Companies can only use the data they collect and store for specific, explicit and legitimate purposes. They are not allowed to use data in any way that is incompatible with the purpose for which it was collected. Also, if they plan to transfer or share the data with another company, they must ensure that they have the person's consent to do so.
Once the data is collected, the organisation must ensure that it is stored securely. This means that they must use “appropriate technical and organisational security measures” to protect personal data against unauthorised processing and loss, disclosure, access, destruction or accidental alteration.
Depending on the type of data collected and the ways in which they are used, companies may need to encrypt the data, using pseudonyms or anonymisation methods to protect them, in addition to periodic system tests and confidentiality controls.
Now people can ask organisations to correct or update their data at any time if the information is no longer accurate.
The company is responsible for ensuring that they fulfil their obligations under the GDPR. Not only will they need to maintain records to verify compliance (for example, consent records for all collected data), but they should also ensure that they have policies in place that govern the collection and use of that data.
In addition, they may need to appoint a Data Protection Officer (DPO) and make sure to implement a ‘Privacy from design’ policy, to ensure that they are systematically considering the potential impact that a project or initiative could have on peoples’ privacy.
Companies can only retain personal data for as long as necessary to fulfil the purpose of the collection. Therefore, when drafting their retention policies, organisations will need to consider whether there is any law or regulation that forces them to hold on to some of that data for specific periods even when the purpose has disappeared.
For example, they may need to retain some financial data for audit purposes as set out by law. While this is allowed, it must be clearly described in their retention policy and be clear. Again, the principle of transparency is important.
If at any time the individual requests that their data be deleted, the data controller must comply with that request and confirm the elimination, not only in their own systems, but also in the provider’s systems where they process their data.
The search engine has already taken part in security and has recently begun favouring websites that take into account the security of users who visit the pages that are indexed in the search engine.
Having a website with SSL certificates helps to achieve a better organic positioning.

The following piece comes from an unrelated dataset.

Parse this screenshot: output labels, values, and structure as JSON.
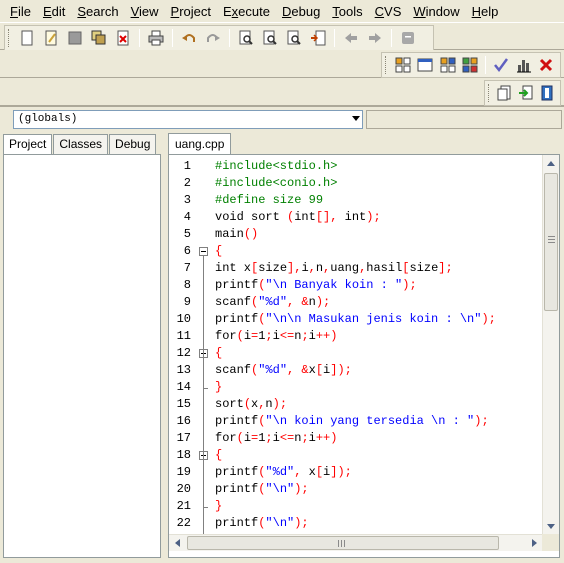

Currently, browsers already warn you if a website uses the HTTP or HTTPS protocol and informs you of the security risks that may be in the first.
One of the most important novelties that this Regulation is introducing, as we have commented, revolves around the way in which those responsible must obtain the consent of users for the processing of their personal data, and above all, how to demonstrate that they have obtained it lawfully.
For this reason we already explained in this post the different specially-designed options from Signaturit for the occasion that allows this legal requirement to be quickly and effectively automated according to the particular needs of each company.
Marketing specialists must continue to work with their IT and legal colleagues to understand the ramifications of this new legislation and to find solutions not only to comply but also to demonstrate compliance.
With the right tools, they will be able to comply with the high guarantees of data privacy and become true guardians, which will help to avoid excessive processing of customer information.
In addition, because this implication respects legal limits, it will also imply a value proposal that is very well received for its audience. In short, it is about connecting with consumers and building a relationship based on transparency and trust through best practices.
This post is also available in Spanish.